Sources of variation for yield, protein content and hectolitre mass of spring wheat (Triticum aestivum L.) cultivars of the Western and Southern Cape

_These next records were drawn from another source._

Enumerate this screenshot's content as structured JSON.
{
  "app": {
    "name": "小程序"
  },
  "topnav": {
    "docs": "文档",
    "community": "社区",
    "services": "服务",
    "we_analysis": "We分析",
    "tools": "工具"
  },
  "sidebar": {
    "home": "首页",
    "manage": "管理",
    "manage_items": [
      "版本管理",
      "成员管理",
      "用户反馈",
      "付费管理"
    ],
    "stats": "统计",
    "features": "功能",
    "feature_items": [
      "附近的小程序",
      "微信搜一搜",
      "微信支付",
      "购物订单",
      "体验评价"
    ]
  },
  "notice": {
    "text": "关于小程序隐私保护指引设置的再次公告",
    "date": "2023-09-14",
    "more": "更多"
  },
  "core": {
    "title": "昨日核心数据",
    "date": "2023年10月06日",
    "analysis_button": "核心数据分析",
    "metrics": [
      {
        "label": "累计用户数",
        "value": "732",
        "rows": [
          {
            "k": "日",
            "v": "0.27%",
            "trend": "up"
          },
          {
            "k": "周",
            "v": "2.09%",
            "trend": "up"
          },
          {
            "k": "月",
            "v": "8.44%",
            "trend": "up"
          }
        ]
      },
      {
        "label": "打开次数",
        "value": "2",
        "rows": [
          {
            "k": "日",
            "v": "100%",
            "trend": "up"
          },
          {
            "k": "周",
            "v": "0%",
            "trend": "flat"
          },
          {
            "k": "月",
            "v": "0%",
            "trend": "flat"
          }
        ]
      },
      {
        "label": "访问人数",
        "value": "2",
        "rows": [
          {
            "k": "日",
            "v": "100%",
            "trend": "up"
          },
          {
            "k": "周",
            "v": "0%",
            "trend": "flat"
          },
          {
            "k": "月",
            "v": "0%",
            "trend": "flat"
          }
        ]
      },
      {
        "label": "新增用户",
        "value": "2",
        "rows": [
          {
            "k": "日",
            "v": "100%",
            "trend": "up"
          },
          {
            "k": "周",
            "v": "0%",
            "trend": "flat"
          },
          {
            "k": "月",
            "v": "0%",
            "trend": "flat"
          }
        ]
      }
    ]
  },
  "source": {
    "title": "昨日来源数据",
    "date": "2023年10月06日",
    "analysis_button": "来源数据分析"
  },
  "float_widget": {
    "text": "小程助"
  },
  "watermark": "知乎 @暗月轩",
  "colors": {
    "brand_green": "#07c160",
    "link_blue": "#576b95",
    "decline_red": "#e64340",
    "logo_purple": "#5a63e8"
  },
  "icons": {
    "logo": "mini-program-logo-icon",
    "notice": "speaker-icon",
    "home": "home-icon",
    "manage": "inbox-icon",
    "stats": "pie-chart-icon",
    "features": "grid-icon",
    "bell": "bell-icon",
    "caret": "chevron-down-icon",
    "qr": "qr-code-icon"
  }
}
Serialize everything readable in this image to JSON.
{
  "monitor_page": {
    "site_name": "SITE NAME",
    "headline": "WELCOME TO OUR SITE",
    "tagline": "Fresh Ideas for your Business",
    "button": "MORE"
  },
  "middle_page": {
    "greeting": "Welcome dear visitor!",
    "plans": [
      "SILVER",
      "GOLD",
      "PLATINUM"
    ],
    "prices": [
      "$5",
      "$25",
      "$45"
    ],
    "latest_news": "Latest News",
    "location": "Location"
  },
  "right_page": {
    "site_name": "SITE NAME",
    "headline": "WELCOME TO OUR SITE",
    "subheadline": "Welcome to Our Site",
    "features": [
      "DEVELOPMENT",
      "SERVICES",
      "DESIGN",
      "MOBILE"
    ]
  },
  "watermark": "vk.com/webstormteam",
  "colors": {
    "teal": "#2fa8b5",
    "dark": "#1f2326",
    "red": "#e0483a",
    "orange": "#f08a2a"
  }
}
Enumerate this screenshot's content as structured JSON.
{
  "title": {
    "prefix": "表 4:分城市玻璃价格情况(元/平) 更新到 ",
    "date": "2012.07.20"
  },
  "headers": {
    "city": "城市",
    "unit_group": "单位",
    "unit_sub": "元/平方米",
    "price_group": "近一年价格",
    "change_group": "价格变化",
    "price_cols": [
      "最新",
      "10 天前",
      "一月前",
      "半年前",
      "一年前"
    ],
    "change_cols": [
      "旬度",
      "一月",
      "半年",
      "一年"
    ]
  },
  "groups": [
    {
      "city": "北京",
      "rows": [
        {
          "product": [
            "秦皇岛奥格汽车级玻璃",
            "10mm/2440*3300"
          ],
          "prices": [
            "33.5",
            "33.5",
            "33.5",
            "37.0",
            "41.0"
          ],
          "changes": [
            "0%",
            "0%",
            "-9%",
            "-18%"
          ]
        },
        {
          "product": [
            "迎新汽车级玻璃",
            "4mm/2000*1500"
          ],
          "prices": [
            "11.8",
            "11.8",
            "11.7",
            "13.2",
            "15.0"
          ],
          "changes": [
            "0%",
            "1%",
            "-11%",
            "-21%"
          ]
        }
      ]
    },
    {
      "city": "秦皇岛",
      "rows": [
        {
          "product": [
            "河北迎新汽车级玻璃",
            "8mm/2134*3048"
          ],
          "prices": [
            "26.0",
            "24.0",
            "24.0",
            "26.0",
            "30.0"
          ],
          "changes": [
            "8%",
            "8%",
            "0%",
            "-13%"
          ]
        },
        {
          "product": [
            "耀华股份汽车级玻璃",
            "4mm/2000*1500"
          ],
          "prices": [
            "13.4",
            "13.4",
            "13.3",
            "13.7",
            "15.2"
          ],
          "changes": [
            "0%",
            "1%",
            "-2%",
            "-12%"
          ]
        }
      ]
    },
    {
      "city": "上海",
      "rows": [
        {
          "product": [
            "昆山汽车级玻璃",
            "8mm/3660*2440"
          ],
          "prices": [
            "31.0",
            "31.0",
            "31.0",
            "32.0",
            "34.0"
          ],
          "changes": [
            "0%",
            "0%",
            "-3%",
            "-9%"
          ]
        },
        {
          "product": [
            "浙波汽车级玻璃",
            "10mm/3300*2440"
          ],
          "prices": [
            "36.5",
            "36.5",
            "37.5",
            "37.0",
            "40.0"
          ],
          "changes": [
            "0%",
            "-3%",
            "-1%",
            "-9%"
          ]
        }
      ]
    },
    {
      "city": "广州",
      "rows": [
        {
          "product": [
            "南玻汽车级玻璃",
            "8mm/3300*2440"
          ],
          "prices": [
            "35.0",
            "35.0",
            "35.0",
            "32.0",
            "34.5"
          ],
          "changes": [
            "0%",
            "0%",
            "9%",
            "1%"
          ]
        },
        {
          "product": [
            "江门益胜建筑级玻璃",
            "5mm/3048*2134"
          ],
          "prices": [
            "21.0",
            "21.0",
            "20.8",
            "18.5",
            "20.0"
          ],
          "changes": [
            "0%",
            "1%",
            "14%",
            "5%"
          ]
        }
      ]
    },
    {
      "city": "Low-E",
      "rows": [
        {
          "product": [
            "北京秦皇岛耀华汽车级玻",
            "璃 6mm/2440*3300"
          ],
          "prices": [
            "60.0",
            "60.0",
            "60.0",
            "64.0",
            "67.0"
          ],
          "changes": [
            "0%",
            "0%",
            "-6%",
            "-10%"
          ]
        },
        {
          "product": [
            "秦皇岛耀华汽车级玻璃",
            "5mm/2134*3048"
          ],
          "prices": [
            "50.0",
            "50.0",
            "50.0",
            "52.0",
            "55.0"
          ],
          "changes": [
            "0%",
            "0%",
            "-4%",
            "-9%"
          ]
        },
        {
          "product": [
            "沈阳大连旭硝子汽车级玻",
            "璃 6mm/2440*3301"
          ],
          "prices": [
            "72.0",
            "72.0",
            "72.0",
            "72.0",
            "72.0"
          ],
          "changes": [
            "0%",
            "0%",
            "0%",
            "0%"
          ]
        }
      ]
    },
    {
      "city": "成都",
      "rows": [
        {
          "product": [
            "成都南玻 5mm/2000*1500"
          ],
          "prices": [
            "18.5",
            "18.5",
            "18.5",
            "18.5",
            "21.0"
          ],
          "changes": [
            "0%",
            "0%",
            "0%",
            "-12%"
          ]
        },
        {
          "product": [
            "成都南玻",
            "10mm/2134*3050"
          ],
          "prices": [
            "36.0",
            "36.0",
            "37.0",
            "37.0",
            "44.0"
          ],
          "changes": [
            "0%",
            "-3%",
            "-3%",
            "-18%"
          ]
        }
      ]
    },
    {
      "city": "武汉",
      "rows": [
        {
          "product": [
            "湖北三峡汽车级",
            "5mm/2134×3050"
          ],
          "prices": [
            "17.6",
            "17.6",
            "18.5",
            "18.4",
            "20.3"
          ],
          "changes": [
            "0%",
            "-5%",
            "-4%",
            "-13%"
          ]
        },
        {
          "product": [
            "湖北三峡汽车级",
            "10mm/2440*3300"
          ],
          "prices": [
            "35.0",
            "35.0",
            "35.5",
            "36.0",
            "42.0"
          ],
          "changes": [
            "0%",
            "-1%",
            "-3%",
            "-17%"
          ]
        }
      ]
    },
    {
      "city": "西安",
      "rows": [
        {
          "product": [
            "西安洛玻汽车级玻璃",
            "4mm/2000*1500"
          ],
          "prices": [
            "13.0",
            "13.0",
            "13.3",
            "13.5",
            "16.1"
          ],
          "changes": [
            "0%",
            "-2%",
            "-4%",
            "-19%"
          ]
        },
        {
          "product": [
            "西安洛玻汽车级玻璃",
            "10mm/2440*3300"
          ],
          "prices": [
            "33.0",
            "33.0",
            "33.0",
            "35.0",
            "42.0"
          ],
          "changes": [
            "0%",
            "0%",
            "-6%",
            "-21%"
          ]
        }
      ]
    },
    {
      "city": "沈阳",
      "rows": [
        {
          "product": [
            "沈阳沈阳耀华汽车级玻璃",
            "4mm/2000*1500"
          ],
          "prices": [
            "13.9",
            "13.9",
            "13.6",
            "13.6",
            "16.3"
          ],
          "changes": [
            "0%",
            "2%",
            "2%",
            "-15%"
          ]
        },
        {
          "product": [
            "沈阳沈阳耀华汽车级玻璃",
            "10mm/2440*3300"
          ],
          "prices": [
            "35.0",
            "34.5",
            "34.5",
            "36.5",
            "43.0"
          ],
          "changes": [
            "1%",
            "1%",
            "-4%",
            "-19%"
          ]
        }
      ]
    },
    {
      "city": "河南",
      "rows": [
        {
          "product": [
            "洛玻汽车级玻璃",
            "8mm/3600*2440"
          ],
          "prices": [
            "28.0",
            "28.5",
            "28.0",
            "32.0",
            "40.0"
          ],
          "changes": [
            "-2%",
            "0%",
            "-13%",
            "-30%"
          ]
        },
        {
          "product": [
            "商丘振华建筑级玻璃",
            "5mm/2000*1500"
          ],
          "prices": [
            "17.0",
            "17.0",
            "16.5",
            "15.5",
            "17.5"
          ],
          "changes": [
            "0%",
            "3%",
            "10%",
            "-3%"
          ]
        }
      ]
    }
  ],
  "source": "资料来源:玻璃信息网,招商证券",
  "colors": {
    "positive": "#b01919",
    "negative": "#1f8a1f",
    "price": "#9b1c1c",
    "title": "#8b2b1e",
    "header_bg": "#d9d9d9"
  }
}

In the Western and Southern Cape the quality of wheat varies annually due to variable climatic conditions. This holds a commercial risk to the milling and baking industries in delivering the refined products to their respective clients. It is, therefore, important to classify cultivars and localities according to their ability to produce high quality bread wheat grain. In this study, similar production techniques were used to grow seven spring wheat cultivars at nine localities for the period 1992 to 1995. AMMI analyses were used to describe the effect of genotype, environment and their interaction on grain yield, kernel protein content and hectolitre mass. Environment was found to be by far the most important parameter of variance. No significant genotype x environment interaction was found for grain yield. Although cultivars differed in their yield potential, genotype as a main effect contributed only 1.3% to the variation in yield when compared to 90.7% for environment. Significant genotype x environment interactions were found for grain protein content and hectolitre mass. Cultivars such as Palmiet, Nantes, SST16 and to a lesser extent Adam Tas, showed considerable sensitivity to both high and low protein areas, indicating a lack in stability for this parameter. Annual variation in rainfall during the grain filling period dominated environmental variation for hectolitre mass, making it almost impossible to classify cultivars and regions according to their ability to produce high hectolitre mass.